You really can't win either way.
But I'm still not crunchy in every respect. For instance, although I was able to give my daughter a combination of breast milk and formula for the first six weeks of her life, I wasn't able to breastfeed her. This has caused tension with other moms. Once, I was at the park with my kids when a stranger popped over to see my new baby. I was sitting on a bench breastfeeding her, and then I reached into my bag to feed her a bottle.
"Wait, I thought you were breastfeeding her!" the woman said, clearly disappointed.
I began to tell her my personal breastfeeding story: that I had a breast reduction in high school, which led to me not producing enough breast milk and needing to supplement. The woman was shocked. Clearly, she had approached me because she wanted to commend me for breastfeeding, but when she found out I was supplementing with formula, she went on her way.
This judgment goes both ways. My father, for instance, had the hardest time understanding why I wanted a drug-free birth, and why I needed an expensive eco-friendly crib with an organic mattress. My other family members have also started making fun of me for my crunchy tendencies. Recently, while we were out to eat, my sister gave my daughter a non-organic food pouch. "It's not organic, but I promise it won't kill her," she said.

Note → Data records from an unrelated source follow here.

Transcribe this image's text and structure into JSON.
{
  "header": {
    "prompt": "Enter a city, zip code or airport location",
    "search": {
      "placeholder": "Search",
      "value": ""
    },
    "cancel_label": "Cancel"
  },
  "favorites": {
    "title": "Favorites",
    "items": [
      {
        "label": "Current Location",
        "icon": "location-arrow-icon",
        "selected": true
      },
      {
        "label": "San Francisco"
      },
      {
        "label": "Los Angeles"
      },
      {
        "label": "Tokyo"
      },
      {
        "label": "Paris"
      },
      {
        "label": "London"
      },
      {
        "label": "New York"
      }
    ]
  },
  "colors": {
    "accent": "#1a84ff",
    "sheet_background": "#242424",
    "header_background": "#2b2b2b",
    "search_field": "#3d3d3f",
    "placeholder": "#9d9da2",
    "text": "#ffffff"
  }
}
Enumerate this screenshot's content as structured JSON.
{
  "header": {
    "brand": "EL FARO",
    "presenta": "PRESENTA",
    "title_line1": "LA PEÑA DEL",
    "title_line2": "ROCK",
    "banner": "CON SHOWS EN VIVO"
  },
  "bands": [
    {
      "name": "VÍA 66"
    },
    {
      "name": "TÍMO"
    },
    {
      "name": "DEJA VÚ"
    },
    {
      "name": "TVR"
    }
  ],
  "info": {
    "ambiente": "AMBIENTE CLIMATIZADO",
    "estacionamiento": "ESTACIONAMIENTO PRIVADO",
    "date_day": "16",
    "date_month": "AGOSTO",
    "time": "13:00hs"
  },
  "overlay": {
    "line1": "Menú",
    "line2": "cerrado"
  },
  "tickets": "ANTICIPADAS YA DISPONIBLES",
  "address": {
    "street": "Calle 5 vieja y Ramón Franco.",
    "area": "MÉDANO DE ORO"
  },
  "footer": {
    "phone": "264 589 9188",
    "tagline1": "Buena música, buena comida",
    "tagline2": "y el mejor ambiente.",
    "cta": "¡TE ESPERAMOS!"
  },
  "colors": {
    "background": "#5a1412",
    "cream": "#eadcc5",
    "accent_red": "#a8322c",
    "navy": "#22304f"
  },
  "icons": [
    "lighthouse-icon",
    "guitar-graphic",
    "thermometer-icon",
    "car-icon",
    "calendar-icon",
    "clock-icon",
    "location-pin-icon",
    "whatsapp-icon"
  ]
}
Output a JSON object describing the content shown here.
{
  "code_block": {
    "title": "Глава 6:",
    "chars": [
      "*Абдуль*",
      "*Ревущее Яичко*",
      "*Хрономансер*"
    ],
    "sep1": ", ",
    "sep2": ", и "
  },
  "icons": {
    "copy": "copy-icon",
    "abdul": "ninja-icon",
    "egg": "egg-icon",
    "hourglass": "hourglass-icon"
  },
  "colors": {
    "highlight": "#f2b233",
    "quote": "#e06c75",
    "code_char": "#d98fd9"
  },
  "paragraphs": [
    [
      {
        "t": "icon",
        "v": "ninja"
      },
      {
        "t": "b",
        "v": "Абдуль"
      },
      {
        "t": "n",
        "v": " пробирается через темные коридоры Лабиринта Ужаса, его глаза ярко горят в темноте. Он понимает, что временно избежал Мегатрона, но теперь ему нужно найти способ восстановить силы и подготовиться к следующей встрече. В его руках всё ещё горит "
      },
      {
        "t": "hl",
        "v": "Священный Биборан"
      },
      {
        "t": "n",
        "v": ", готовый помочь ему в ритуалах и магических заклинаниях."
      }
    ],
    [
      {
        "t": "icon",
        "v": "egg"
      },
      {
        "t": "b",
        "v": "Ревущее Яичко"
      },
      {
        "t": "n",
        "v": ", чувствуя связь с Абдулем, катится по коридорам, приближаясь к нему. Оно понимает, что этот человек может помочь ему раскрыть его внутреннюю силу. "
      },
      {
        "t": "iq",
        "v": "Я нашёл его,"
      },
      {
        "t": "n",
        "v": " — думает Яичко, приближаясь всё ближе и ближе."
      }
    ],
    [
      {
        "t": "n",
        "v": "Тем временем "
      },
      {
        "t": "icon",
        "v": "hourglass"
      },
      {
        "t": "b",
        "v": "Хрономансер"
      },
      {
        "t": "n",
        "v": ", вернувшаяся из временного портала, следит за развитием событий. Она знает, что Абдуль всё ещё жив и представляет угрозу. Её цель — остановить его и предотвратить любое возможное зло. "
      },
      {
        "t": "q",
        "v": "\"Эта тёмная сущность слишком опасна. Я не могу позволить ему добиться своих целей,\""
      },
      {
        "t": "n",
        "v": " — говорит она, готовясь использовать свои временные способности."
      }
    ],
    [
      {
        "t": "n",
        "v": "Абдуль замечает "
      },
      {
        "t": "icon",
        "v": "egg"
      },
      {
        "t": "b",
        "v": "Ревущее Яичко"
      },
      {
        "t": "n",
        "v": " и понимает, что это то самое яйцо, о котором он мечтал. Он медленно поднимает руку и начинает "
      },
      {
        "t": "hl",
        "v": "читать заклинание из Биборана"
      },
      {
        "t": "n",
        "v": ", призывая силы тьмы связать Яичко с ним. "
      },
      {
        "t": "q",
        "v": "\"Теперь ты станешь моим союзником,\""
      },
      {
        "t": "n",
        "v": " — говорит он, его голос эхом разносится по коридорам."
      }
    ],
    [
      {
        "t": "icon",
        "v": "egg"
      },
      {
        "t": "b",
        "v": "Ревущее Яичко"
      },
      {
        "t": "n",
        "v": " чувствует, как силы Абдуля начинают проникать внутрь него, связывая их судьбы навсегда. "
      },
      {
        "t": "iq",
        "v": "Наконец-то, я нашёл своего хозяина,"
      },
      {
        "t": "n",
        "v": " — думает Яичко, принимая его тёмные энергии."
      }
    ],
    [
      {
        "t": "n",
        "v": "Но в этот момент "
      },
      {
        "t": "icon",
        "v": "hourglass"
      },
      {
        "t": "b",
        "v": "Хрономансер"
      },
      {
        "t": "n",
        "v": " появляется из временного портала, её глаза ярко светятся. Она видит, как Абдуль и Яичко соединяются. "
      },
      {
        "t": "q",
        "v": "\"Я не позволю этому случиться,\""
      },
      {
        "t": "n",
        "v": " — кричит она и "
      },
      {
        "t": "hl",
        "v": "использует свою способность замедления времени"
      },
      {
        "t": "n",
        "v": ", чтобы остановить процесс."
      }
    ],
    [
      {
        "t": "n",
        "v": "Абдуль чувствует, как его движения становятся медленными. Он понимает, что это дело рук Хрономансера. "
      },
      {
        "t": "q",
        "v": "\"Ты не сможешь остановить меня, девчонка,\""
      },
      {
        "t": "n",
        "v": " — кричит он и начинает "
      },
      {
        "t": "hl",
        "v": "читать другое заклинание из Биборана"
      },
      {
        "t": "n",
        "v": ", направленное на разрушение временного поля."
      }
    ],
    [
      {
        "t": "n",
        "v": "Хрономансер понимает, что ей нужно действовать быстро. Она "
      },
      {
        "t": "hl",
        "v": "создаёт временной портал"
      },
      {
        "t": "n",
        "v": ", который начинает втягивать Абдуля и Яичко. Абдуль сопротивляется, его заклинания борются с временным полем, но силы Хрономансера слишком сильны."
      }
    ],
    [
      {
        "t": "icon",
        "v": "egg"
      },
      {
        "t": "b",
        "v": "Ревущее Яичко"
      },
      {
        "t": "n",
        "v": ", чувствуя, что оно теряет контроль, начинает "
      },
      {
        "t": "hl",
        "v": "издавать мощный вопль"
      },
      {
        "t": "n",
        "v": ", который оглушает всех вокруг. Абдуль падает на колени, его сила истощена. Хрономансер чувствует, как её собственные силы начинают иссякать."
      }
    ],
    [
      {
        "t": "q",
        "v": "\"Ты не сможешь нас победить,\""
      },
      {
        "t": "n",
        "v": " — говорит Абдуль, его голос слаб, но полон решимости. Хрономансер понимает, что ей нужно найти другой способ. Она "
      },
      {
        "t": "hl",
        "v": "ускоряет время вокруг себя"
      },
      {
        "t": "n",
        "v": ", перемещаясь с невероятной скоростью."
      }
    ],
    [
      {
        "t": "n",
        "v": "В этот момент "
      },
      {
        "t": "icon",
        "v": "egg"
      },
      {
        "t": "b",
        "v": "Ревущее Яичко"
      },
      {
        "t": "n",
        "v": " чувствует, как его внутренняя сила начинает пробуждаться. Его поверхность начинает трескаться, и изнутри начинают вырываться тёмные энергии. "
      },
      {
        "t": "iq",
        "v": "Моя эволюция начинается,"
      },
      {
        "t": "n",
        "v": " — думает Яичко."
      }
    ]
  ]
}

The commenters on my blog are also guilty of judging me. One minute, they'll comment on how great it is that I'm using a midwife; then they'll hop over to a post I did in partnership with a diaper company and bash me for using disposable diapers. You really can't win either way.
As a "scrunchy" mom, I often feel like I'm caught between two tribes, and it's sometimes hard to figure out where I belong. But I understand the instinct to use such labels. I think it stems from moms' desire to make connections with each other. When we meet each other at the playground or at open gym time, we often ask questions to get to know each other: “How was your delivery?” or “Are you breast or bottle feeding?" But I find that when I meet another mom who doesn't identify with my answers to these questions, she often drifts away, and I’m left there wondering if it's because she's judging my choices, or if she simply can't relate to my lifestyle.
In a scary political climate when we all need our mom tribes more than ever, terms like "scrunchy" and "crunchy" and "silky" often turn us against each other.
Of course, when you really think about it, these labels are more than a little bit silly. In a scary political climate when we all need our mom tribes more than ever, terms like "scrunchy" and "crunchy" and "silky" often turn us against each other. Even if these terms are meant to be used in jest, they can sometimes make us feel like we constantly need to be defining ourselves. If we're going to be open about using these terms, we need to be more conscious about the impact they have on moms, and work towards using them a bit less earnestly.
To me, motherhood isn't about doing what's easiest. It's about doing what's best for my family, which might be different than what's best for your family. And that's totally OK. It's also totally OK to have beliefs that fall between two different styles of parenting. I make decisions based on what works for our lifestyle, not what does or doesn't align with a specific set of beliefs.
Sometimes, I do feel like I'm being rejected by both "silky" and "crunchy" moms, because I'm not "all in" on one side. But being a mom doesn't work that way. We all roll with the punches and are forced to make split-second decisions about our kids' lives. At the end of the day, I’m just a mom trying to raise her kids right, just like every other mom in the world. And until moms are more willing to acknowledge that, I’ll just be over here, somewhere in the middle.